### What needs to be done
Among the entries below, one stretch runs from the line that contains "Give me the" through the line that contains "Output a JSON". Repeat that stretch exactly, ends included, and only that.

Entries from a dataset of interfaces
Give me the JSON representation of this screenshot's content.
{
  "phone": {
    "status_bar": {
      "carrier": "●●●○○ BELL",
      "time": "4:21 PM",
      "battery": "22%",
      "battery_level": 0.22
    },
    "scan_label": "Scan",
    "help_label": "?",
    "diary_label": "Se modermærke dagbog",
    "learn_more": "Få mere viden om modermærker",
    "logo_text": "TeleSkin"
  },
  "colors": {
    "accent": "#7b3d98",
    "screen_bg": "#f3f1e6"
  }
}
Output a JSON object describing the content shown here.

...

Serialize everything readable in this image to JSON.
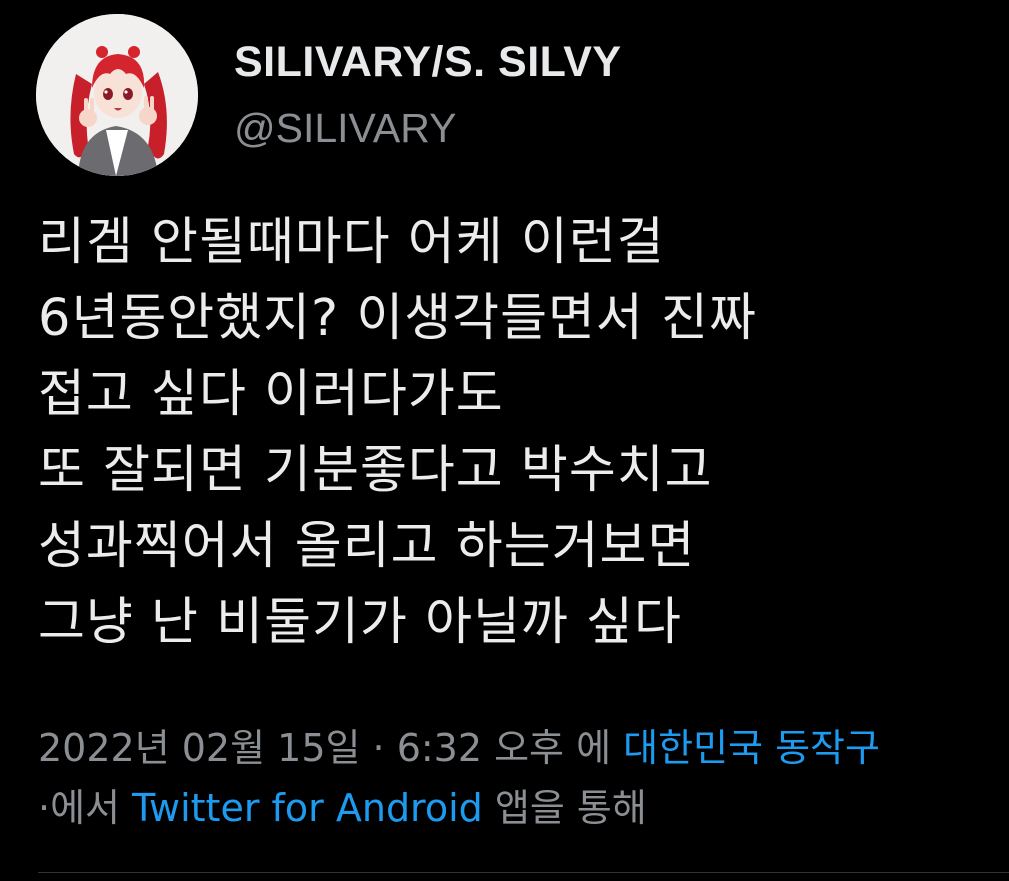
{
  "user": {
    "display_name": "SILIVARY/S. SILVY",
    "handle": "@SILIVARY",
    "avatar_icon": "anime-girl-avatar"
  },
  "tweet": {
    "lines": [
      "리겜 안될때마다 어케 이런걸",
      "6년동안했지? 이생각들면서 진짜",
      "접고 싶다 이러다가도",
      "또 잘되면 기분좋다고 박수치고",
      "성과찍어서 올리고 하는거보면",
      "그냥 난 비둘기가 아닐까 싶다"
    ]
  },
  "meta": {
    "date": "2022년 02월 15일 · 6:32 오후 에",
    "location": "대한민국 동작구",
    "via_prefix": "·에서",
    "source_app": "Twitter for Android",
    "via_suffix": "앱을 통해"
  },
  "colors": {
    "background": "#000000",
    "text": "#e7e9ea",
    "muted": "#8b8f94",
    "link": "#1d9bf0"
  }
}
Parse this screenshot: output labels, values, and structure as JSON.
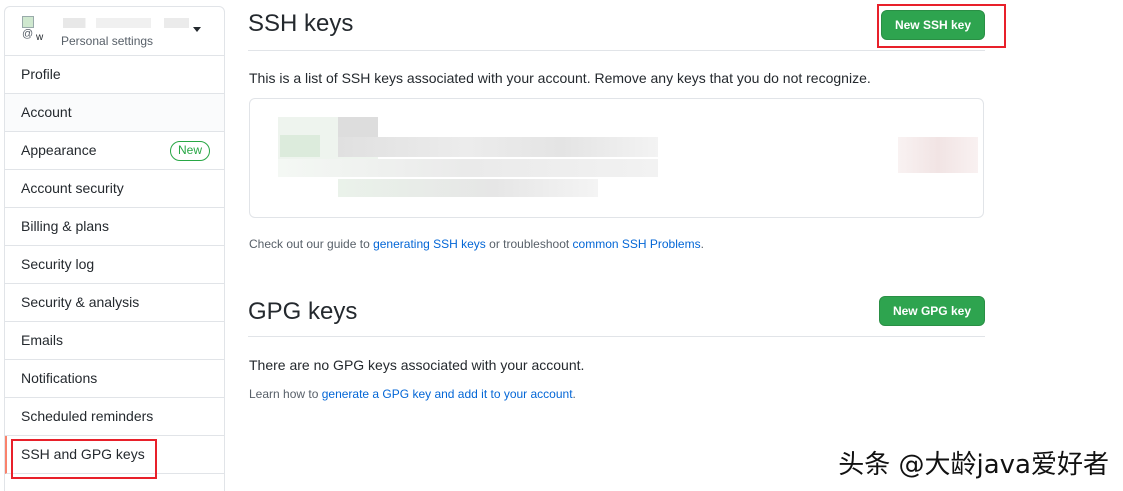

### Task result
Give me the JSON representation of this screenshot's content.
{
  "phone": {
    "status_bar": {
      "carrier": "●●●○○ BELL",
      "time": "4:21 PM",
      "battery": "22%",
      "battery_level": 0.22
    },
    "scan_label": "Scan",
    "help_label": "?",
    "diary_label": "Se modermærke dagbog",
    "learn_more": "Få mere viden om modermærker",
    "logo_text": "TeleSkin"
  },
  "colors": {
    "accent": "#7b3d98",
    "screen_bg": "#f3f1e6"
  }
}
Output a JSON object describing the content shown here.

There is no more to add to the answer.